(Dataset items)

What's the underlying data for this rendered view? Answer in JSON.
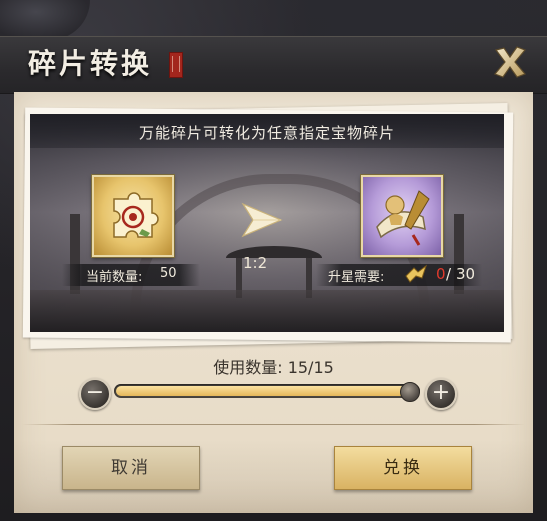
{
  "window": {
    "title": "碎片转换",
    "close_icon": "close-x-icon"
  },
  "conversion": {
    "description": "万能碎片可转化为任意指定宝物碎片",
    "source_item": {
      "icon": "universal-fragment-icon",
      "frame_color": "#e7c46c",
      "current_label": "当前数量:",
      "current_value": "50"
    },
    "ratio": "1:2",
    "target_item": {
      "icon": "treasure-scroll-icon",
      "frame_color": "#b59bd8",
      "need_label": "升星需要:",
      "need_icon": "star-fragment-icon",
      "have": "0",
      "separator": "/",
      "total": "30",
      "have_color": "#e23a2c"
    }
  },
  "usage": {
    "label": "使用数量:",
    "value": "15/15",
    "slider_fraction": 1.0,
    "minus_icon": "minus-icon",
    "plus_icon": "plus-icon"
  },
  "buttons": {
    "cancel": "取消",
    "confirm": "兑换"
  }
}
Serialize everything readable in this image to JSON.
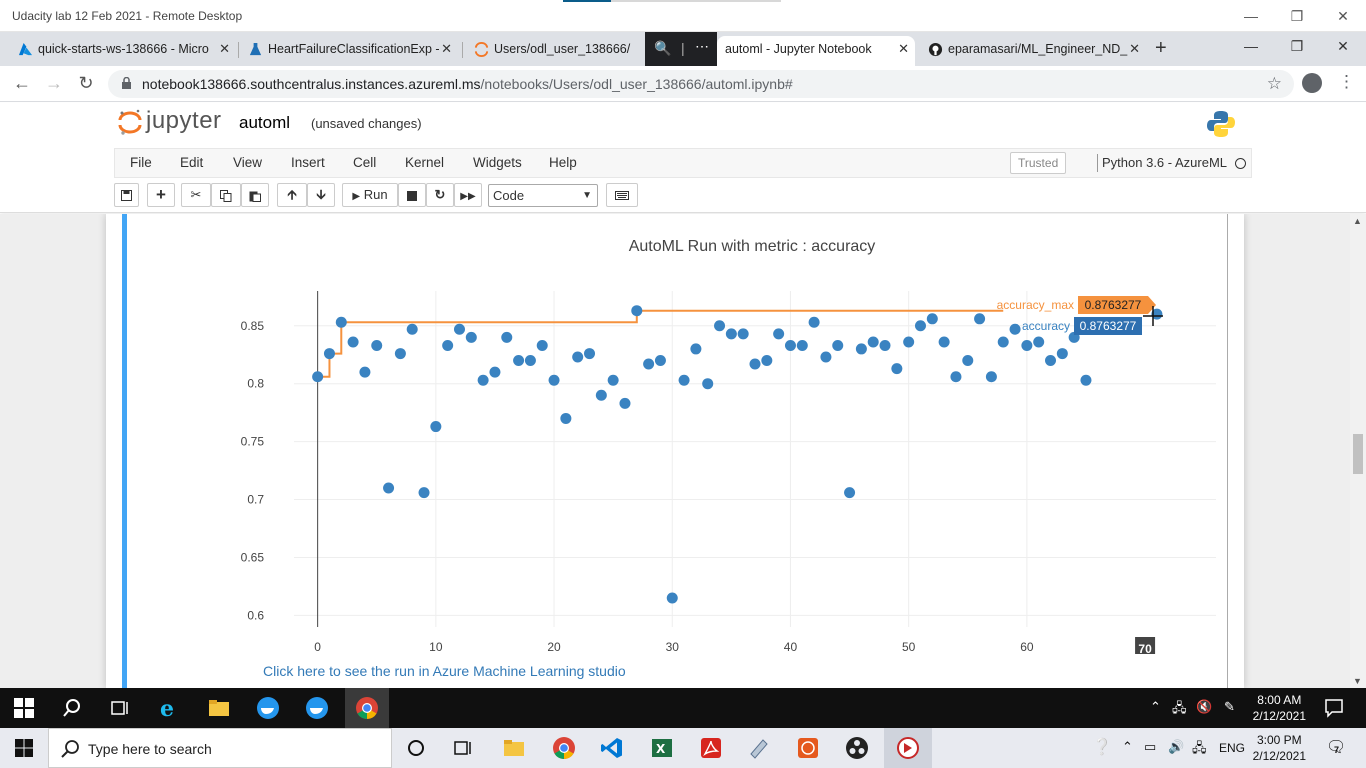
{
  "remote_window": {
    "title": "Udacity lab 12 Feb 2021 - Remote Desktop"
  },
  "browser": {
    "tabs": [
      {
        "label": "quick-starts-ws-138666 - Micro"
      },
      {
        "label": "HeartFailureClassificationExp -"
      },
      {
        "label": "Users/odl_user_138666/"
      },
      {
        "label": "automl - Jupyter Notebook"
      },
      {
        "label": "eparamasari/ML_Engineer_ND_"
      }
    ],
    "url_host": "notebook138666.southcentralus.instances.azureml.ms",
    "url_path": "/notebooks/Users/odl_user_138666/automl.ipynb#"
  },
  "jupyter": {
    "logo_text": "jupyter",
    "notebook_name": "automl",
    "save_status": "(unsaved changes)",
    "menu": [
      "File",
      "Edit",
      "View",
      "Insert",
      "Cell",
      "Kernel",
      "Widgets",
      "Help"
    ],
    "trusted": "Trusted",
    "kernel": "Python 3.6 - AzureML",
    "run_label": "Run",
    "cell_type": "Code",
    "link_text": "Click here to see the run in Azure Machine Learning studio"
  },
  "chart_data": {
    "type": "scatter",
    "title": "AutoML Run with metric : accuracy",
    "xlabel": "",
    "ylabel": "",
    "x_ticks": [
      0,
      10,
      20,
      30,
      40,
      50,
      60
    ],
    "y_ticks": [
      0.6,
      0.65,
      0.7,
      0.75,
      0.8,
      0.85
    ],
    "xlim": [
      -2,
      76
    ],
    "ylim": [
      0.59,
      0.88
    ],
    "grid": true,
    "series": [
      {
        "name": "accuracy",
        "color": "#3a83c1",
        "points": [
          [
            0,
            0.806
          ],
          [
            1,
            0.826
          ],
          [
            2,
            0.853
          ],
          [
            3,
            0.836
          ],
          [
            4,
            0.81
          ],
          [
            5,
            0.833
          ],
          [
            6,
            0.71
          ],
          [
            7,
            0.826
          ],
          [
            8,
            0.847
          ],
          [
            9,
            0.706
          ],
          [
            10,
            0.763
          ],
          [
            11,
            0.833
          ],
          [
            12,
            0.847
          ],
          [
            13,
            0.84
          ],
          [
            14,
            0.803
          ],
          [
            15,
            0.81
          ],
          [
            16,
            0.84
          ],
          [
            17,
            0.82
          ],
          [
            18,
            0.82
          ],
          [
            19,
            0.833
          ],
          [
            20,
            0.803
          ],
          [
            21,
            0.77
          ],
          [
            22,
            0.823
          ],
          [
            23,
            0.826
          ],
          [
            24,
            0.79
          ],
          [
            25,
            0.803
          ],
          [
            26,
            0.783
          ],
          [
            27,
            0.863
          ],
          [
            28,
            0.817
          ],
          [
            29,
            0.82
          ],
          [
            30,
            0.615
          ],
          [
            31,
            0.803
          ],
          [
            32,
            0.83
          ],
          [
            33,
            0.8
          ],
          [
            34,
            0.85
          ],
          [
            35,
            0.843
          ],
          [
            36,
            0.843
          ],
          [
            37,
            0.817
          ],
          [
            38,
            0.82
          ],
          [
            39,
            0.843
          ],
          [
            40,
            0.833
          ],
          [
            41,
            0.833
          ],
          [
            42,
            0.853
          ],
          [
            43,
            0.823
          ],
          [
            44,
            0.833
          ],
          [
            45,
            0.706
          ],
          [
            46,
            0.83
          ],
          [
            47,
            0.836
          ],
          [
            48,
            0.833
          ],
          [
            49,
            0.813
          ],
          [
            50,
            0.836
          ],
          [
            51,
            0.85
          ],
          [
            52,
            0.856
          ],
          [
            53,
            0.836
          ],
          [
            54,
            0.806
          ],
          [
            55,
            0.82
          ],
          [
            56,
            0.856
          ],
          [
            57,
            0.806
          ],
          [
            58,
            0.836
          ],
          [
            59,
            0.847
          ],
          [
            60,
            0.833
          ],
          [
            61,
            0.836
          ],
          [
            62,
            0.82
          ],
          [
            63,
            0.826
          ],
          [
            64,
            0.84
          ],
          [
            65,
            0.803
          ],
          [
            71,
            0.86
          ]
        ]
      },
      {
        "name": "accuracy_max",
        "color": "#f5923e",
        "steps": [
          [
            0,
            0.806
          ],
          [
            1,
            0.826
          ],
          [
            2,
            0.853
          ],
          [
            27,
            0.863
          ],
          [
            58,
            0.863
          ]
        ]
      }
    ],
    "hover": {
      "x_label": "70",
      "accuracy_max_label": "accuracy_max",
      "accuracy_max_value": "0.8763277",
      "accuracy_label": "accuracy",
      "accuracy_value": "0.8763277"
    }
  },
  "remote_taskbar": {
    "time": "8:00 AM",
    "date": "2/12/2021"
  },
  "local_taskbar": {
    "search_placeholder": "Type here to search",
    "language": "ENG",
    "time": "3:00 PM",
    "date": "2/12/2021",
    "notification_count": "7"
  }
}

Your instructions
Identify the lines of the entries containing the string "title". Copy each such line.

Response to this task
    "title": "碎片转换",
    "title": "Udacity lab 12 Feb 2021 - Remote Desktop"
    "title": "AutoML Run with metric : accuracy",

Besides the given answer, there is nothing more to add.